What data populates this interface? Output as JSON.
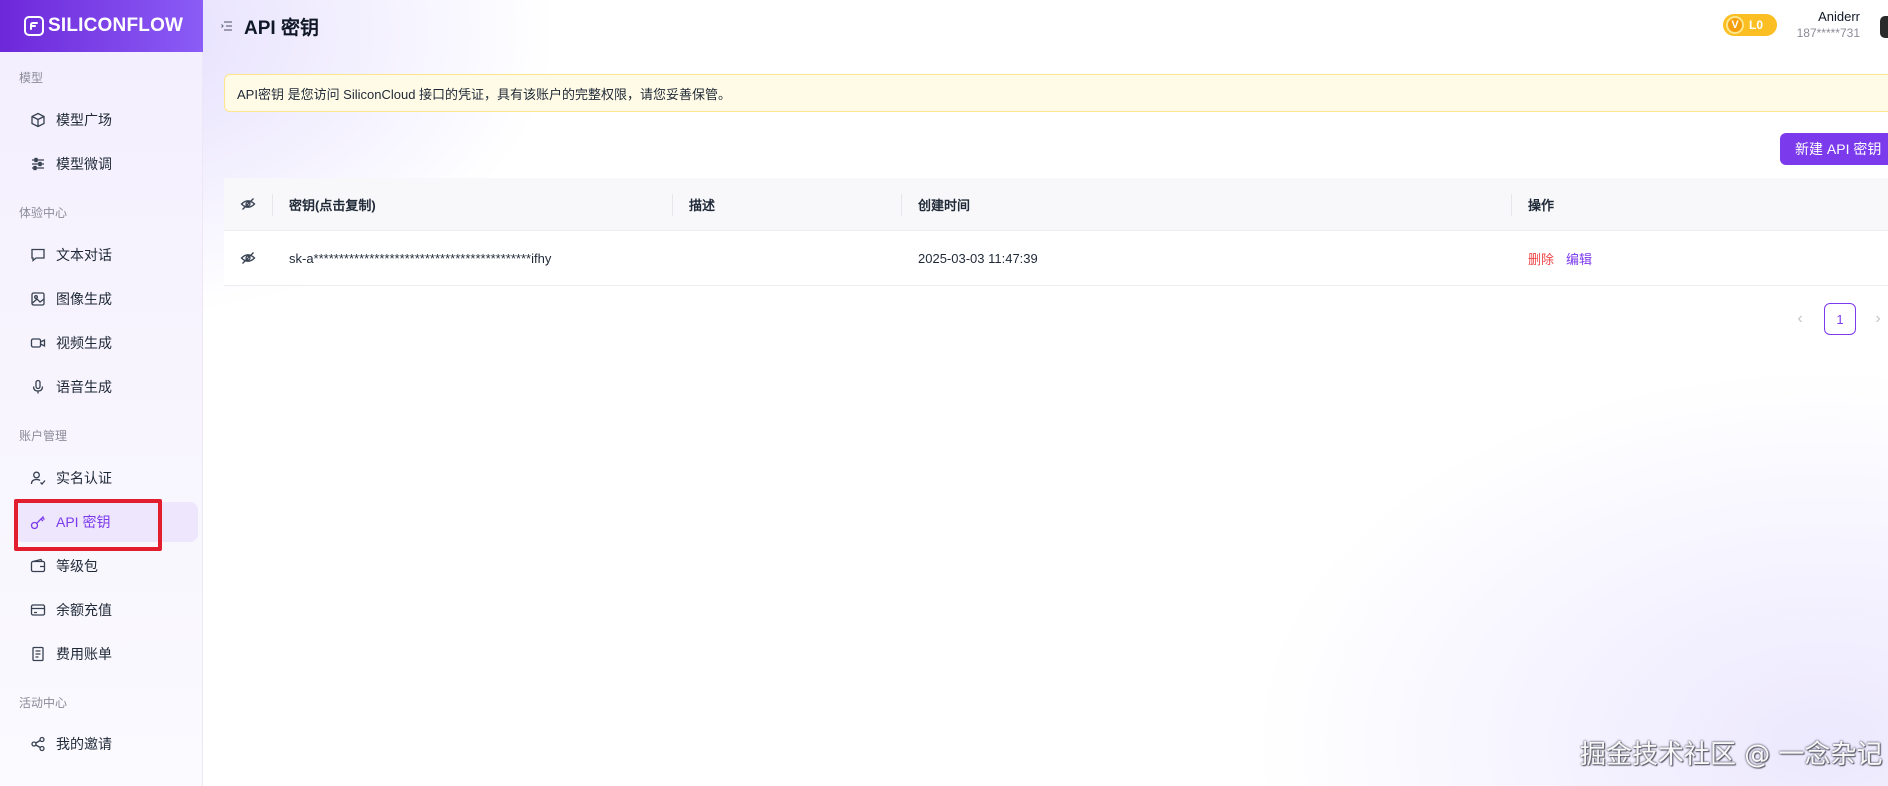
{
  "app": {
    "logo_text": "SILICONFLOW",
    "page_title": "API 密钥"
  },
  "sidebar": {
    "sections": [
      {
        "label": "模型"
      },
      {
        "label": "体验中心"
      },
      {
        "label": "账户管理"
      },
      {
        "label": "活动中心"
      }
    ],
    "items": [
      {
        "label": "模型广场",
        "icon": "cube-icon"
      },
      {
        "label": "模型微调",
        "icon": "sliders-icon"
      },
      {
        "label": "文本对话",
        "icon": "chat-icon"
      },
      {
        "label": "图像生成",
        "icon": "image-icon"
      },
      {
        "label": "视频生成",
        "icon": "video-icon"
      },
      {
        "label": "语音生成",
        "icon": "microphone-icon"
      },
      {
        "label": "实名认证",
        "icon": "user-check-icon"
      },
      {
        "label": "API 密钥",
        "icon": "key-icon",
        "active": true
      },
      {
        "label": "等级包",
        "icon": "wallet-icon"
      },
      {
        "label": "余额充值",
        "icon": "credit-card-icon"
      },
      {
        "label": "费用账单",
        "icon": "receipt-icon"
      },
      {
        "label": "我的邀请",
        "icon": "share-icon"
      }
    ]
  },
  "user": {
    "level": "L0",
    "level_icon": "V",
    "name": "Aniderr",
    "phone": "187*****731"
  },
  "notice": {
    "text": "API密钥 是您访问 SiliconCloud 接口的凭证，具有该账户的完整权限，请您妥善保管。"
  },
  "actions": {
    "new_key": "新建 API 密钥"
  },
  "table": {
    "headers": {
      "key": "密钥(点击复制)",
      "description": "描述",
      "created": "创建时间",
      "actions": "操作"
    },
    "rows": [
      {
        "key": "sk-a*******************************************ifhy",
        "description": "",
        "created": "2025-03-03 11:47:39",
        "delete": "删除",
        "edit": "编辑"
      }
    ]
  },
  "pagination": {
    "current": "1",
    "prev": "‹",
    "next": "›"
  },
  "watermark": "掘金技术社区 @ 一念杂记",
  "colors": {
    "brand": "#7c3aed",
    "danger": "#ef4444",
    "notice_bg": "#fffbe6",
    "highlight": "#e11d2e"
  }
}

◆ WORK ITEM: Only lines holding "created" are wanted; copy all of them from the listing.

◆ RESULT OF THE TASK:
      "created": "创建时间",
        "created": "2025-03-03 11:47:39",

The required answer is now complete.